• [Exercise inputs]
•••••
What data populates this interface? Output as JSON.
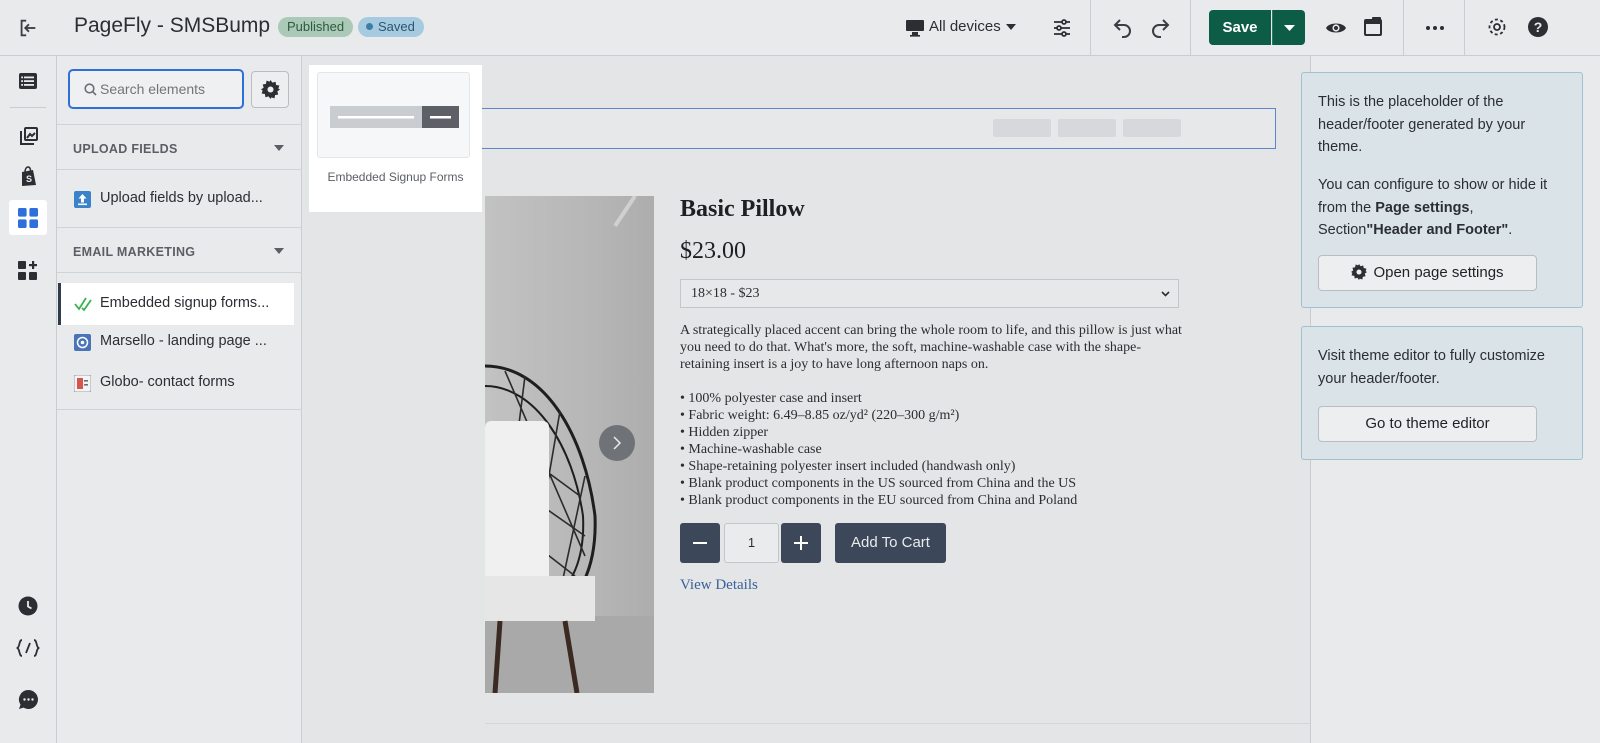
{
  "topbar": {
    "title": "PageFly - SMSBump",
    "published_badge": "Published",
    "saved_badge": "Saved",
    "device_label": "All devices",
    "save_label": "Save"
  },
  "search": {
    "placeholder": "Search elements"
  },
  "sections": [
    {
      "title": "UPLOAD FIELDS",
      "items": [
        {
          "label": "Upload fields by upload...",
          "icon": "upload-app-icon"
        }
      ]
    },
    {
      "title": "EMAIL MARKETING",
      "items": [
        {
          "label": "Embedded signup forms...",
          "icon": "smsbump-app-icon"
        },
        {
          "label": "Marsello - landing page ...",
          "icon": "marsello-app-icon"
        },
        {
          "label": "Globo- contact forms",
          "icon": "globo-app-icon"
        }
      ]
    }
  ],
  "preview_card": {
    "label": "Embedded Signup Forms"
  },
  "product": {
    "title": "Basic Pillow",
    "price": "$23.00",
    "variant": "18×18 - $23",
    "description": "A strategically placed accent can bring the whole room to life, and this pillow is just what you need to do that. What's more, the soft, machine-washable case with the shape-retaining insert is a joy to have long afternoon naps on.",
    "bullets": [
      "• 100% polyester case and insert",
      "• Fabric weight: 6.49–8.85 oz/yd² (220–300 g/m²)",
      "• Hidden zipper",
      "• Machine-washable case",
      "• Shape-retaining polyester insert included (handwash only)",
      "• Blank product components in the US sourced from China and the US",
      "• Blank product components in the EU sourced from China and Poland"
    ],
    "quantity": "1",
    "add_to_cart": "Add To Cart",
    "view_details": "View Details"
  },
  "right_panel": {
    "placeholder_text_1": "This is the placeholder of the header/footer generated by your theme.",
    "configure_pre": "You can configure to show or hide it from the ",
    "configure_bold1": "Page settings",
    "configure_mid": ", Section",
    "configure_bold2": "\"Header and Footer\"",
    "configure_post": ".",
    "open_settings_label": "Open page settings",
    "theme_editor_text": "Visit theme editor to fully customize your header/footer.",
    "theme_editor_button": "Go to theme editor"
  },
  "colors": {
    "save_button": "#0d5c45",
    "accent_blue": "#2f6fdb",
    "product_button": "#3c4759"
  }
}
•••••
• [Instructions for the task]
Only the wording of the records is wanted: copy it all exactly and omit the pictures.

• [Result of the task]
What data populates this interface? Output as JSON.
{
  "topbar": {
    "title": "PageFly - SMSBump",
    "published_badge": "Published",
    "saved_badge": "Saved",
    "device_label": "All devices",
    "save_label": "Save"
  },
  "search": {
    "placeholder": "Search elements"
  },
  "sections": [
    {
      "title": "UPLOAD FIELDS",
      "items": [
        {
          "label": "Upload fields by upload...",
          "icon": "upload-app-icon"
        }
      ]
    },
    {
      "title": "EMAIL MARKETING",
      "items": [
        {
          "label": "Embedded signup forms...",
          "icon": "smsbump-app-icon"
        },
        {
          "label": "Marsello - landing page ...",
          "icon": "marsello-app-icon"
        },
        {
          "label": "Globo- contact forms",
          "icon": "globo-app-icon"
        }
      ]
    }
  ],
  "preview_card": {
    "label": "Embedded Signup Forms"
  },
  "product": {
    "title": "Basic Pillow",
    "price": "$23.00",
    "variant": "18×18 - $23",
    "description": "A strategically placed accent can bring the whole room to life, and this pillow is just what you need to do that. What's more, the soft, machine-washable case with the shape-retaining insert is a joy to have long afternoon naps on.",
    "bullets": [
      "• 100% polyester case and insert",
      "• Fabric weight: 6.49–8.85 oz/yd² (220–300 g/m²)",
      "• Hidden zipper",
      "• Machine-washable case",
      "• Shape-retaining polyester insert included (handwash only)",
      "• Blank product components in the US sourced from China and the US",
      "• Blank product components in the EU sourced from China and Poland"
    ],
    "quantity": "1",
    "add_to_cart": "Add To Cart",
    "view_details": "View Details"
  },
  "right_panel": {
    "placeholder_text_1": "This is the placeholder of the header/footer generated by your theme.",
    "configure_pre": "You can configure to show or hide it from the ",
    "configure_bold1": "Page settings",
    "configure_mid": ", Section",
    "configure_bold2": "\"Header and Footer\"",
    "configure_post": ".",
    "open_settings_label": "Open page settings",
    "theme_editor_text": "Visit theme editor to fully customize your header/footer.",
    "theme_editor_button": "Go to theme editor"
  },
  "colors": {
    "save_button": "#0d5c45",
    "accent_blue": "#2f6fdb",
    "product_button": "#3c4759"
  }
}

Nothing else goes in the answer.